“Conditions at the (West Side) animal shelter are more comfortable than they are at Ernie Pyle school,” she said.
That a good line in this morning’s Journal from a woman named Kirbye Davis, who according to the article “has been monitoring the conditions at Ernie Pyle for several years”. It seems that Ernie Pyle Middle School, smack dab in the heart of the South Valley, has regularly/perpetually broken or near-broken evaporative coolers due to the fact they are so old that:
“when a (cooling) motor breaks down, replacement parts have to be manufactured at a commercial machine shop.”
This according to APS Maintenance and Operations (the famous/infamous “M&O”) Director John Dufay. The story then cites about 10 other horrific infrastructural problems at Ernie Pyle, problems that don’t seem to be going away any time soon (i.e., fixed anytime this decade or possibly next).
The article goes on to mention that at Georgia O’Keeffe Elementary, well-ensconced in the far Northeast Heights, “maintenance crews spent Thursday replacing motors for air conditioning units, but the problem had been fixed by Thursday afternoon” (emphasis mine).
No, I do not mean to imply from this that well-ensconced NE Heights schools get better infrastructural service than South Valley schools. I’m sure Andrea Schoellkopf’s story in the Journal doesn’t mean to imply that either. Still, as a South Valley resident (and I apologize for constantly mentioning this), it’s hard not to repeatedly infer from news reports and reality in general that we “just don’t get nice things” quite as regularly as other parts of town.
Which, of course, gets me to this year’s version of the annual “South Valley should be its own city” story I ran across on KRQE-TV yesterday afternoon. If you read the linked text version of the story, you get this really funny line in reference to whether SV folks think ABQ secession is a good idea, namely:
“Many residents there certainly think so.”
I can almost see my old social science statistics professor’s head explode when reading sentences like “many residents there certainly think so”. One wonders, as my old professor always did, what the “sample size” and “question construction” employed by the KRQE reporter was to come up with that tasty assertion.
I digress and nitpick (always a bad combination). But something needs to be done to address the easily defensible contention that the South Valley gets the short end of the “nice things” stick ’round these parts. Maybe instead of splitting up APS and/or making the South Valley a city (fiefdom, principality, province, whatever), we SVers should just do a better job of twisting the arms of the existing political entities to get what we want and need.

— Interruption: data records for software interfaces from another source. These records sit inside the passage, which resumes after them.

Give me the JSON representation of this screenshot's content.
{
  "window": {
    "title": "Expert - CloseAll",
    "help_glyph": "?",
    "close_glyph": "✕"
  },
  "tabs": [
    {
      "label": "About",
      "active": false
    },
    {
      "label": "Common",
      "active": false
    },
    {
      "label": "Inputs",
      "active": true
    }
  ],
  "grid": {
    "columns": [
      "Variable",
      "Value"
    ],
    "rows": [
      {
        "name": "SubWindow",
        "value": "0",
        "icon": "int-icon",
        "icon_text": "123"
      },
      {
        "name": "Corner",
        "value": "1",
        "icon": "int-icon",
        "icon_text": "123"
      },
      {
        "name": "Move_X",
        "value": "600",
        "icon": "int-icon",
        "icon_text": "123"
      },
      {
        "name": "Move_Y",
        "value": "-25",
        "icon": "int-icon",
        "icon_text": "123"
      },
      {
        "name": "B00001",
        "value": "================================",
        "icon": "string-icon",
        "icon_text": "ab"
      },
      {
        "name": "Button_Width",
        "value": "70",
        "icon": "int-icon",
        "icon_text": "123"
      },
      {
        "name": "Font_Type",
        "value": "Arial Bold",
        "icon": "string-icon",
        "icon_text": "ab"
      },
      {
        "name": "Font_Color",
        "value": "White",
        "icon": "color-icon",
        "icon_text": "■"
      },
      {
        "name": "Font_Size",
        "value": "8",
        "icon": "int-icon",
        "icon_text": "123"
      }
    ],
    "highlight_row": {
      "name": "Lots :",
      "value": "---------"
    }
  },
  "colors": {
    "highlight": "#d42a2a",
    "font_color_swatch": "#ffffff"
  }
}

That is, if we could only agree on what it is we want and need. Splitting off from APS/ABQ might prove to show we’re not nearly as unified as “many residents there certainly think so” might imply.